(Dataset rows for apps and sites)
....

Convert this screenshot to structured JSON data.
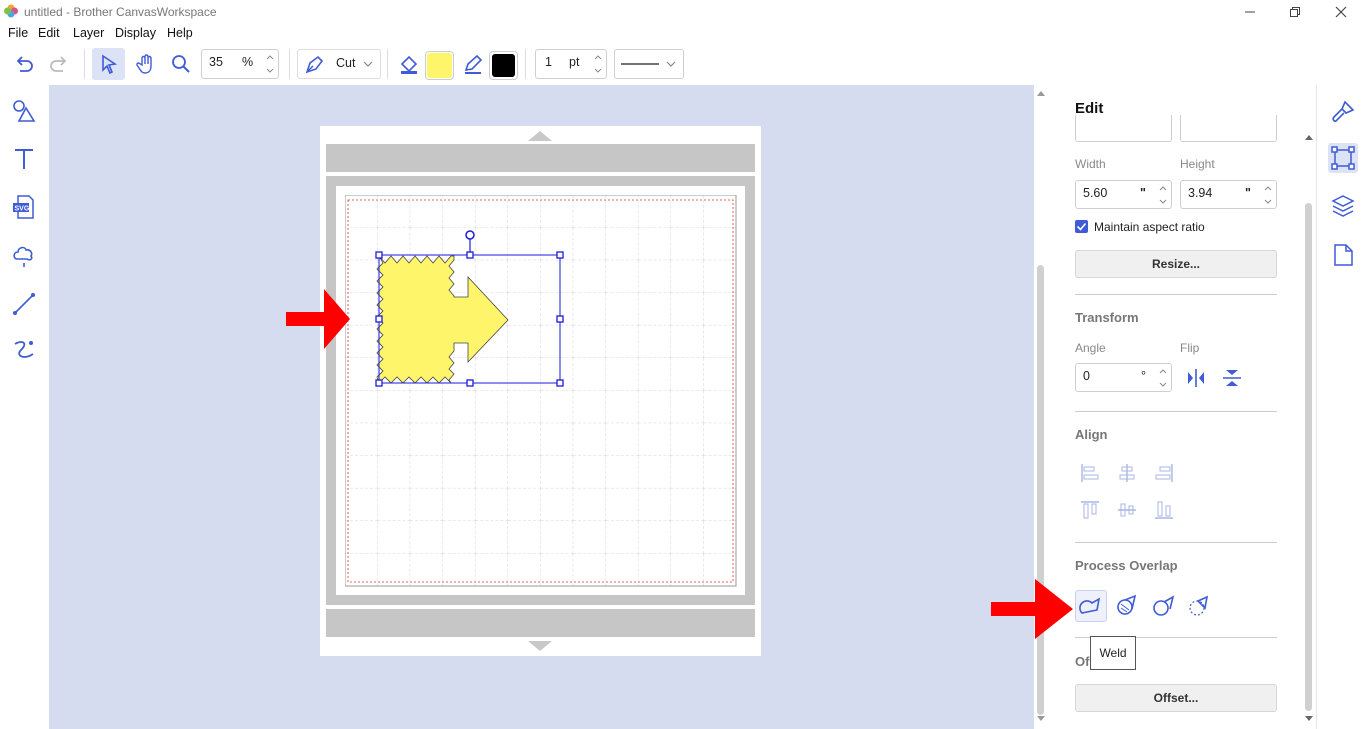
{
  "window": {
    "title": "untitled - Brother CanvasWorkspace"
  },
  "menu": [
    "File",
    "Edit",
    "Layer",
    "Display",
    "Help"
  ],
  "toolbar": {
    "zoom_value": "35",
    "zoom_unit": "%",
    "mode_label": "Cut",
    "fill_color": "#fff56b",
    "line_color": "#000000",
    "line_width_value": "1",
    "line_width_unit": "pt"
  },
  "edit_panel": {
    "title": "Edit",
    "size": {
      "width_label": "Width",
      "height_label": "Height",
      "width_value": "5.60",
      "width_unit": "\"",
      "height_value": "3.94",
      "height_unit": "\"",
      "maintain_aspect_label": "Maintain aspect ratio",
      "maintain_aspect_checked": true,
      "resize_button": "Resize..."
    },
    "transform": {
      "title": "Transform",
      "angle_label": "Angle",
      "angle_value": "0",
      "angle_unit": "°",
      "flip_label": "Flip"
    },
    "align": {
      "title": "Align"
    },
    "process_overlap": {
      "title": "Process Overlap",
      "tooltip": "Weld"
    },
    "offset": {
      "title_partial": "Of",
      "button": "Offset..."
    }
  },
  "colors": {
    "accent": "#3f5bd6",
    "canvas_bg": "#d5dcf0",
    "shape_fill": "#fff56b",
    "arrow_red": "#ff0000",
    "selection": "#1a1ad6"
  }
}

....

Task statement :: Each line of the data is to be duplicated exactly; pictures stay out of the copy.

Response to this exercise ::
Convert this screenshot to structured JSON data.
{
  "window": {
    "title": "untitled - Brother CanvasWorkspace"
  },
  "menu": [
    "File",
    "Edit",
    "Layer",
    "Display",
    "Help"
  ],
  "toolbar": {
    "zoom_value": "35",
    "zoom_unit": "%",
    "mode_label": "Cut",
    "fill_color": "#fff56b",
    "line_color": "#000000",
    "line_width_value": "1",
    "line_width_unit": "pt"
  },
  "edit_panel": {
    "title": "Edit",
    "size": {
      "width_label": "Width",
      "height_label": "Height",
      "width_value": "5.60",
      "width_unit": "\"",
      "height_value": "3.94",
      "height_unit": "\"",
      "maintain_aspect_label": "Maintain aspect ratio",
      "maintain_aspect_checked": true,
      "resize_button": "Resize..."
    },
    "transform": {
      "title": "Transform",
      "angle_label": "Angle",
      "angle_value": "0",
      "angle_unit": "°",
      "flip_label": "Flip"
    },
    "align": {
      "title": "Align"
    },
    "process_overlap": {
      "title": "Process Overlap",
      "tooltip": "Weld"
    },
    "offset": {
      "title_partial": "Of",
      "button": "Offset..."
    }
  },
  "colors": {
    "accent": "#3f5bd6",
    "canvas_bg": "#d5dcf0",
    "shape_fill": "#fff56b",
    "arrow_red": "#ff0000",
    "selection": "#1a1ad6"
  }
}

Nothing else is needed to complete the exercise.